[Excerpts from an interface dataset]
● ● ●

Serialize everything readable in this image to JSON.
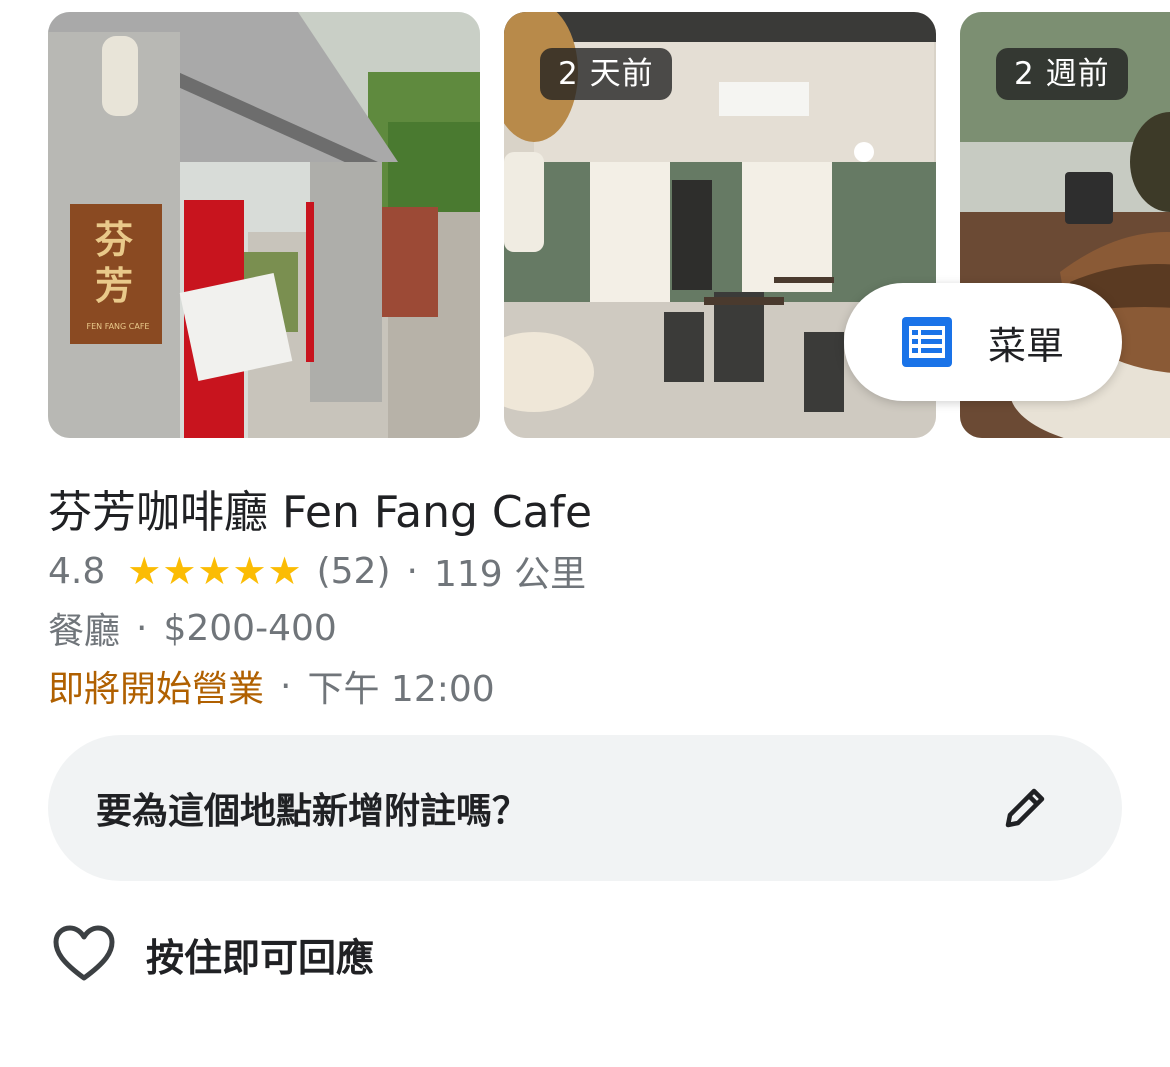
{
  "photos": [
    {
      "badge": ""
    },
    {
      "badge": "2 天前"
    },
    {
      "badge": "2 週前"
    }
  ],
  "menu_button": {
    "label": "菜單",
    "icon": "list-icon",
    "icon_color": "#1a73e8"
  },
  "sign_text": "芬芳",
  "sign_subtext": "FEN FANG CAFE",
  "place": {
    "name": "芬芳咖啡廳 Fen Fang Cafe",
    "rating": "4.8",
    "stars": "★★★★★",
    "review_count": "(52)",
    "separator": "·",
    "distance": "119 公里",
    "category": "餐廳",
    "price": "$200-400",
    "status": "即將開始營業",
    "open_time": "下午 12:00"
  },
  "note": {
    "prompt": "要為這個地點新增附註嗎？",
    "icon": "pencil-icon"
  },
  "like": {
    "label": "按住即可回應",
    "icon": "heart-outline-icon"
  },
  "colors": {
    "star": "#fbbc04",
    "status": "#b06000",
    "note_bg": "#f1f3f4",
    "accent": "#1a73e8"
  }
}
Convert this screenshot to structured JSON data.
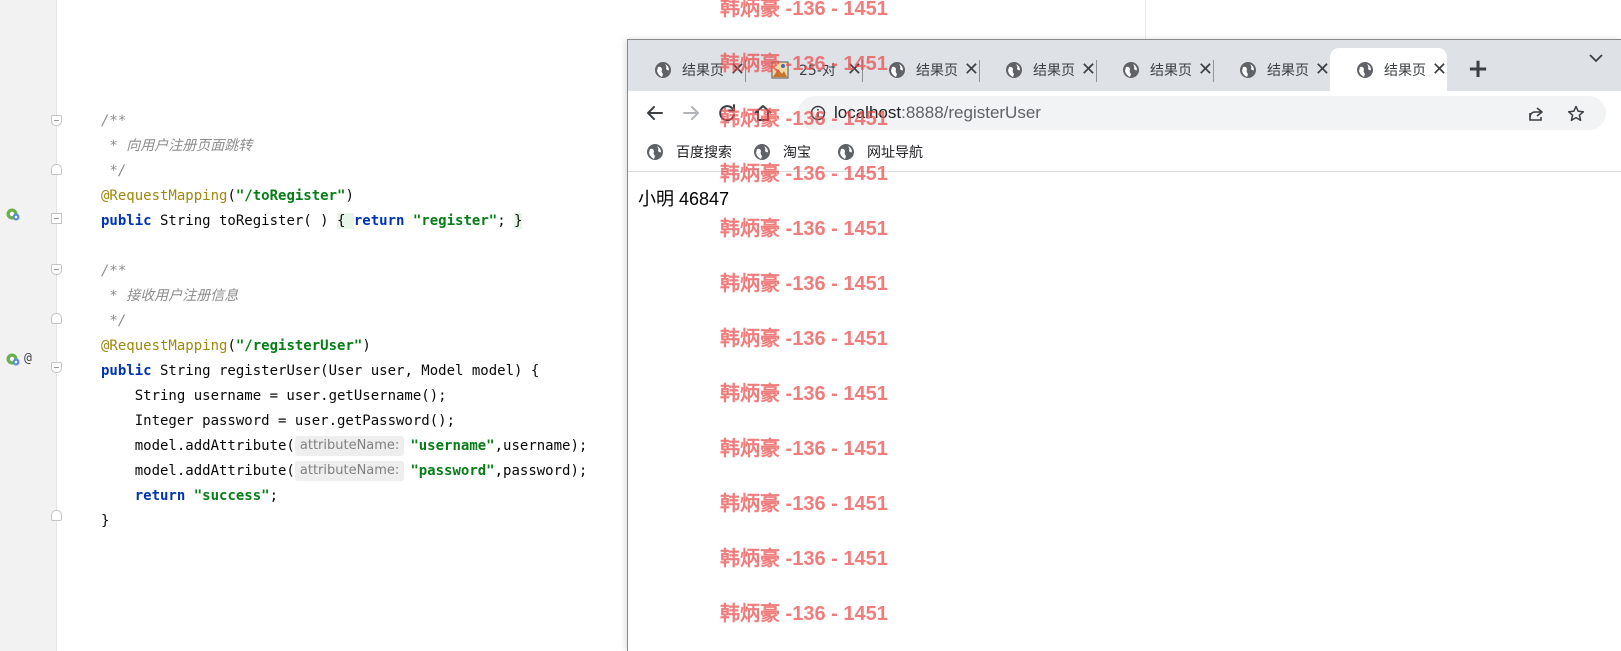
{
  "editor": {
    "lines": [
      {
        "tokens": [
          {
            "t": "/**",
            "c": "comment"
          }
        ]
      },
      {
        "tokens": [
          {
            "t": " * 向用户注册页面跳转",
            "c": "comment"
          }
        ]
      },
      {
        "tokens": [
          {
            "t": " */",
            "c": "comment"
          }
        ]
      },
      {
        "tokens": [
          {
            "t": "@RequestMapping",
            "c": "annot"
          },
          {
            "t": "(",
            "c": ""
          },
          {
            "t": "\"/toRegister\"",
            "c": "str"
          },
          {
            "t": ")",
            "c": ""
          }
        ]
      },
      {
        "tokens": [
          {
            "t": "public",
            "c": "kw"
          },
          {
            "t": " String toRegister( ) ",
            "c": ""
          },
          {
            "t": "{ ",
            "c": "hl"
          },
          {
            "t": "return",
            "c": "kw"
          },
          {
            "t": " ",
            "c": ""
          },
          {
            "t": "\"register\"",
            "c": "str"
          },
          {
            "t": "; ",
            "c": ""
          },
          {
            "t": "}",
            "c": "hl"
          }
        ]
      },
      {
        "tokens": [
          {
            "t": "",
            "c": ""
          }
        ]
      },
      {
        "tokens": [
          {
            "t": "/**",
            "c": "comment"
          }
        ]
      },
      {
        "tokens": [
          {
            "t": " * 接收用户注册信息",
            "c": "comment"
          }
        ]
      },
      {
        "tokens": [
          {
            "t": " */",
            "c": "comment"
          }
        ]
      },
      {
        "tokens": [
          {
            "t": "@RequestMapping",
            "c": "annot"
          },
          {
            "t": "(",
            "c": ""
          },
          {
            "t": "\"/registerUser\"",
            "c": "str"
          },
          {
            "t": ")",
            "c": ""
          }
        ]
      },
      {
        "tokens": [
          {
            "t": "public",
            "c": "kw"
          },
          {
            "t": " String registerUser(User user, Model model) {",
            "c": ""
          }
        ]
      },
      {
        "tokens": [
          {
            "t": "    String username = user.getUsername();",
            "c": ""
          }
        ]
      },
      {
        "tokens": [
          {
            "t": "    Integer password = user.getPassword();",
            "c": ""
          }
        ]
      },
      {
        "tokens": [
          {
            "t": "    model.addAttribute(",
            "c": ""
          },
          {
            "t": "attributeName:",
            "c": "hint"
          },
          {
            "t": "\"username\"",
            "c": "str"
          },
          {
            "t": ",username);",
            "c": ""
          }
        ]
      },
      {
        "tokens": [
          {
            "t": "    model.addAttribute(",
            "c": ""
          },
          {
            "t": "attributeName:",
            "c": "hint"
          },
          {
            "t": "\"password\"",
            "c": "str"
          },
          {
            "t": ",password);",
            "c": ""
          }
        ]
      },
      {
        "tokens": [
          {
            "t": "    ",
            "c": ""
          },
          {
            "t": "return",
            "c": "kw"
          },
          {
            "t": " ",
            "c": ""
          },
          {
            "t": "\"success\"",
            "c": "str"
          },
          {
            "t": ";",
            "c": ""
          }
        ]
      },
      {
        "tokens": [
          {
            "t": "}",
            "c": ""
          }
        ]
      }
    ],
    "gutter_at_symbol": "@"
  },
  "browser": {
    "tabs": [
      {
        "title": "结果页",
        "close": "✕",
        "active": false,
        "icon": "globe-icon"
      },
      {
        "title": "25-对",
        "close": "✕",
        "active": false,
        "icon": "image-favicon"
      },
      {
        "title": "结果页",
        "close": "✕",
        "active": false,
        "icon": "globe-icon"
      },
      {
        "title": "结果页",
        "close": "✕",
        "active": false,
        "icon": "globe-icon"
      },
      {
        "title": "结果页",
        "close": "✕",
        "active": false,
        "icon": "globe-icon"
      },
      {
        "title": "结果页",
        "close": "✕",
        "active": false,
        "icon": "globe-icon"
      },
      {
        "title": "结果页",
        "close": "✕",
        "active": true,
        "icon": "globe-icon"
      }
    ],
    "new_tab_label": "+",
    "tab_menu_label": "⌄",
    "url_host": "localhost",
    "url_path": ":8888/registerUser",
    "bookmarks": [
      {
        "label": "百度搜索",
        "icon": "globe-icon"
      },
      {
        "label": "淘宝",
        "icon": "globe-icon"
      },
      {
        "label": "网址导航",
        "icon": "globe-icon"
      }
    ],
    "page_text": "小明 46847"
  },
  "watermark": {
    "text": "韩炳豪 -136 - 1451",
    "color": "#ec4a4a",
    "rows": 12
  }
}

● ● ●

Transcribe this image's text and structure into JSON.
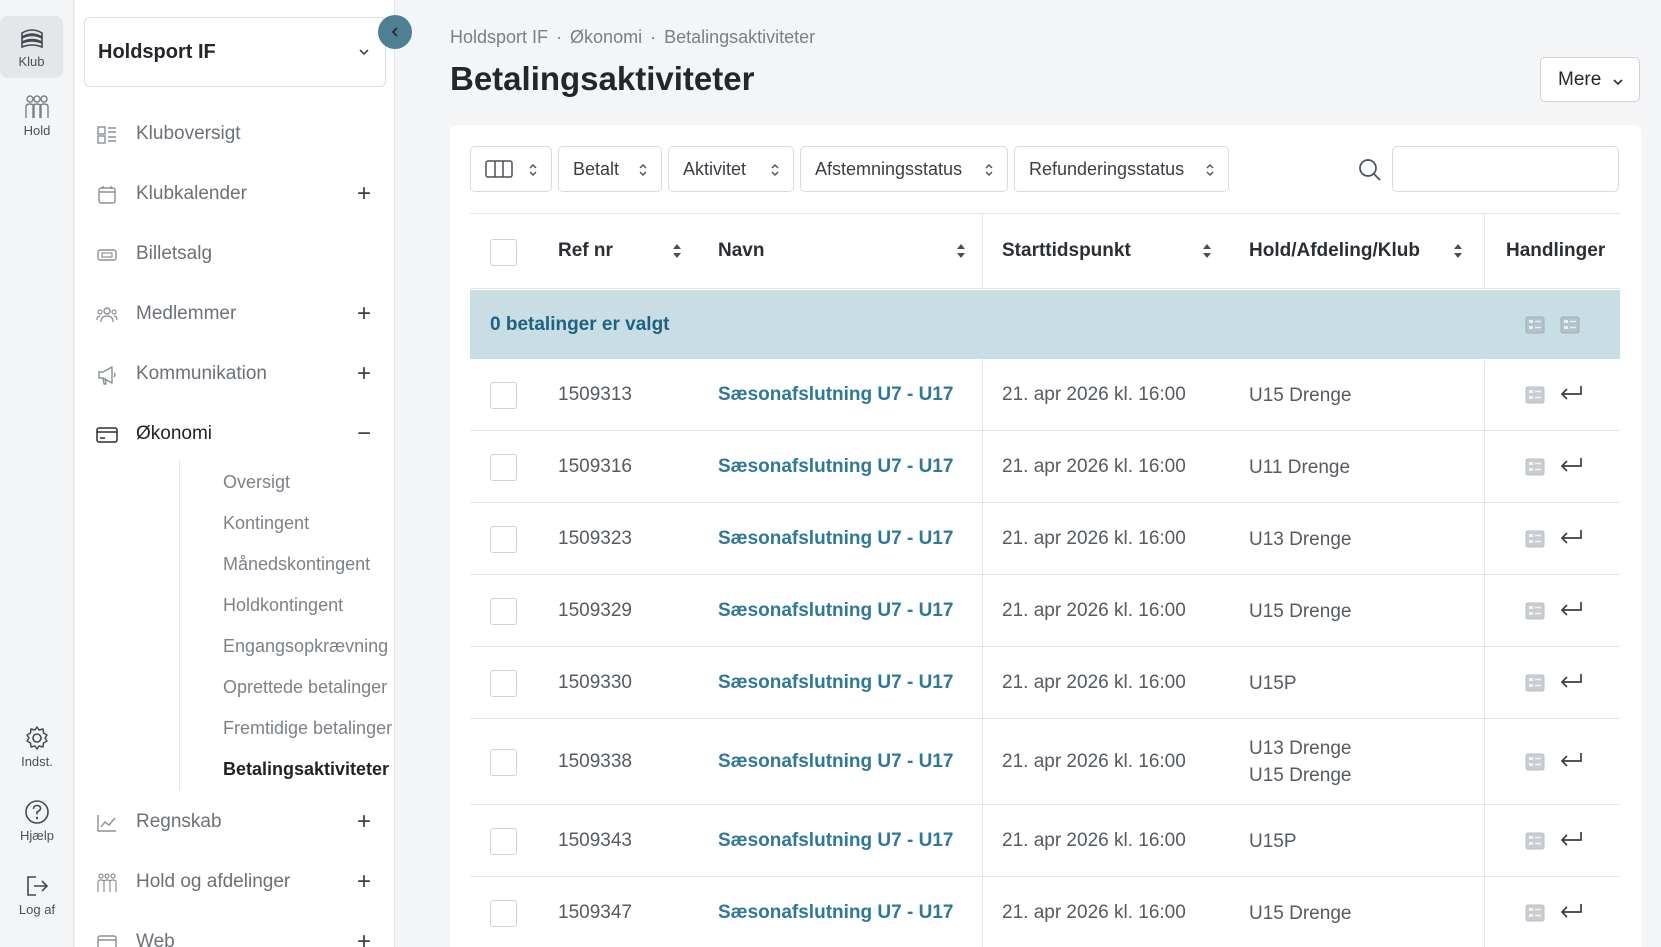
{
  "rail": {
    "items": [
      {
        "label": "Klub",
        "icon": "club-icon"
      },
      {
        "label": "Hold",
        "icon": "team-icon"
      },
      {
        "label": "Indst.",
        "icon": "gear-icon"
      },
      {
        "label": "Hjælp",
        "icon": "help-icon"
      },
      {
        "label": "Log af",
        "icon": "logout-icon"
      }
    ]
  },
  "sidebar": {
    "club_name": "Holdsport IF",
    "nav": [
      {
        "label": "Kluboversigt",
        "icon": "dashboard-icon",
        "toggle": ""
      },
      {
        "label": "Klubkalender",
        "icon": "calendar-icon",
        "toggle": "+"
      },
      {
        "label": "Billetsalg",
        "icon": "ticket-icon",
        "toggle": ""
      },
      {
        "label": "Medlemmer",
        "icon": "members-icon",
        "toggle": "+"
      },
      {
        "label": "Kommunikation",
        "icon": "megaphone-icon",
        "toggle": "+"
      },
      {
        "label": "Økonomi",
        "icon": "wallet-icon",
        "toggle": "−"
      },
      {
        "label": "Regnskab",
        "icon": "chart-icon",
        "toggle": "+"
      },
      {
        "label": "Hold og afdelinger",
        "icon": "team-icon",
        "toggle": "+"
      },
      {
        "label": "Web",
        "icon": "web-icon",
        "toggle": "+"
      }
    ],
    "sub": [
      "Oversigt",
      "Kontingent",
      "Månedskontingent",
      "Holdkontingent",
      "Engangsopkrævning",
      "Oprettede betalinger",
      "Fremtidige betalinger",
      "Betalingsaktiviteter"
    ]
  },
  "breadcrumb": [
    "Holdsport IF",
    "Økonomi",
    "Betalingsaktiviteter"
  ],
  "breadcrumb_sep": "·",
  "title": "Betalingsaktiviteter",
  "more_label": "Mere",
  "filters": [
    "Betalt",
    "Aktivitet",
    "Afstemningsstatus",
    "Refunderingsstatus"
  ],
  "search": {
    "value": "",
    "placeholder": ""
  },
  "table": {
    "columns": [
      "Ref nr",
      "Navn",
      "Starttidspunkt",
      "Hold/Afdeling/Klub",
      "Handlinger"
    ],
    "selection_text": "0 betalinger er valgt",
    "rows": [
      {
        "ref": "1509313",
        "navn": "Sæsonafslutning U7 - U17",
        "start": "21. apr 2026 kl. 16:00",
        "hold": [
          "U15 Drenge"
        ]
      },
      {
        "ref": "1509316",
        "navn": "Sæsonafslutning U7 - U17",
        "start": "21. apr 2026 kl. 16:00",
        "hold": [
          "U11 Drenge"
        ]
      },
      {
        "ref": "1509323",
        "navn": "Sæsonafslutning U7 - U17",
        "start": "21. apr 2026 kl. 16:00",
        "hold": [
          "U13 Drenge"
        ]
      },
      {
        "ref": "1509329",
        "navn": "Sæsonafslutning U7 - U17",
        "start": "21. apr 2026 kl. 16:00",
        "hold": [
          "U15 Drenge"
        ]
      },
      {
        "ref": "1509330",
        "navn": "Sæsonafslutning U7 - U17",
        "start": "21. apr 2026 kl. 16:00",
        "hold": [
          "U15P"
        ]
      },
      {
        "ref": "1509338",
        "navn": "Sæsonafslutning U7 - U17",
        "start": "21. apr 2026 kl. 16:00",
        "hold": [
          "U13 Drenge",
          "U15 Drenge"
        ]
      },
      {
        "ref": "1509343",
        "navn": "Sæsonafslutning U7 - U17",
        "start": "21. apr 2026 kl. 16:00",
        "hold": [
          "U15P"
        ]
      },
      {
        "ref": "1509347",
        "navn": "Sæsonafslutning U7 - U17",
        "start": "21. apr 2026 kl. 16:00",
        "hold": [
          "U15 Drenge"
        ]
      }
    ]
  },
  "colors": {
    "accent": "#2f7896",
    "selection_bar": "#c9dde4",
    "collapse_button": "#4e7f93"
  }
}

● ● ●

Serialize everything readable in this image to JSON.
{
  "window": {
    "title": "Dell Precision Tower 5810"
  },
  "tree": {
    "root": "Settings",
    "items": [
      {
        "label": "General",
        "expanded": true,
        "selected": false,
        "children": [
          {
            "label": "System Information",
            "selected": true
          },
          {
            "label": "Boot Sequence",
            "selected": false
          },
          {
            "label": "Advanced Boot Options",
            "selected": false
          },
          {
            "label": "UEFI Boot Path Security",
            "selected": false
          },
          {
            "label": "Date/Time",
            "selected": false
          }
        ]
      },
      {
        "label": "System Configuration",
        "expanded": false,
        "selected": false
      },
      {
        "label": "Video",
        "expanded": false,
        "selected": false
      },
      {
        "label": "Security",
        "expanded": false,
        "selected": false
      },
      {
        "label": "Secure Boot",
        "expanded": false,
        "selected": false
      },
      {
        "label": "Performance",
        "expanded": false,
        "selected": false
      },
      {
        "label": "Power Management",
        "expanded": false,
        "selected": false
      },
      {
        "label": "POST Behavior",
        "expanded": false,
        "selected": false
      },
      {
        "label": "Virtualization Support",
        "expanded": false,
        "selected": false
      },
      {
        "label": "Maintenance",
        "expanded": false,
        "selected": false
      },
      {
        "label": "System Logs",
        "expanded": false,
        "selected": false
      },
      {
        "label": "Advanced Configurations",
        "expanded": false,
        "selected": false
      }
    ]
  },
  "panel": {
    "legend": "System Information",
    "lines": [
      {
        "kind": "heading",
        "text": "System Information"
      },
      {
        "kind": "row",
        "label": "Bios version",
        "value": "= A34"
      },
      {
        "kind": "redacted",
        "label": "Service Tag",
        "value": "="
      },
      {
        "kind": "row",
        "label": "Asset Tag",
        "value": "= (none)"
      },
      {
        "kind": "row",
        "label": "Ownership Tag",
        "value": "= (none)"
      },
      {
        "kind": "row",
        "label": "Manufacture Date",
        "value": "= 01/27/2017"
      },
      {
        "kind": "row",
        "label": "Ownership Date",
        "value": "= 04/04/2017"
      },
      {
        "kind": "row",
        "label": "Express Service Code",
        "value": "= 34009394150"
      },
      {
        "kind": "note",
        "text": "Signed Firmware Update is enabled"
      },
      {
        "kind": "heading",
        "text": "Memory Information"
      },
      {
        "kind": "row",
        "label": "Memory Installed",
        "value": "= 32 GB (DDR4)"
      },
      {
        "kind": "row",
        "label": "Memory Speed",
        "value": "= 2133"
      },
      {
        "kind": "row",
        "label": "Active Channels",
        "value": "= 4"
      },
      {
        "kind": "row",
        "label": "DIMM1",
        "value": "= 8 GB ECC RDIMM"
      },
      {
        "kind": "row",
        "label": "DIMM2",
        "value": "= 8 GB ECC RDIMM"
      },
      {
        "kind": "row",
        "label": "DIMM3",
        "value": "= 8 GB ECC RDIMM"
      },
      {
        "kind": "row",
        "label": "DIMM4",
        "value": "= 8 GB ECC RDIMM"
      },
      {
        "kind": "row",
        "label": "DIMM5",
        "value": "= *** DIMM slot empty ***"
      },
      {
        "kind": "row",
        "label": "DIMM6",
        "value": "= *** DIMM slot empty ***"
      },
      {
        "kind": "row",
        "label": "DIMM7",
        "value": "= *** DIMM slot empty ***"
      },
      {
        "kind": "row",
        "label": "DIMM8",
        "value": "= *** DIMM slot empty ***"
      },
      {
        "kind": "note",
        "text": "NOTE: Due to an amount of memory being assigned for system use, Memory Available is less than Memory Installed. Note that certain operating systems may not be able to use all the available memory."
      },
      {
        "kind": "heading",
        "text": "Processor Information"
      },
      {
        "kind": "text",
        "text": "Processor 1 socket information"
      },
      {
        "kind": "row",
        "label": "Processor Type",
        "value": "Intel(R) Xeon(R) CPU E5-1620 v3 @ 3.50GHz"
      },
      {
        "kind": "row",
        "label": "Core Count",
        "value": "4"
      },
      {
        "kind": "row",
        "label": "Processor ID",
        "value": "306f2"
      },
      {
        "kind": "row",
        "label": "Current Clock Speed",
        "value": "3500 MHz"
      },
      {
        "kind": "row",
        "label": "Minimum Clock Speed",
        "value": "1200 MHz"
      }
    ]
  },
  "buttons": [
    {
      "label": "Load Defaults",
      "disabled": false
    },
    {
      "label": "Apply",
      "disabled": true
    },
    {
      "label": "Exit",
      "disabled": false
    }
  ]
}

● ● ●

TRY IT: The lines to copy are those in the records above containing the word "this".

EXERCISE RESULT:
Serialize everything readable in this image to JSON.
Convert this screenshot to structured JSON data.
Transcribe this image's text and structure into JSON.
Serialize everything readable in this image to JSON.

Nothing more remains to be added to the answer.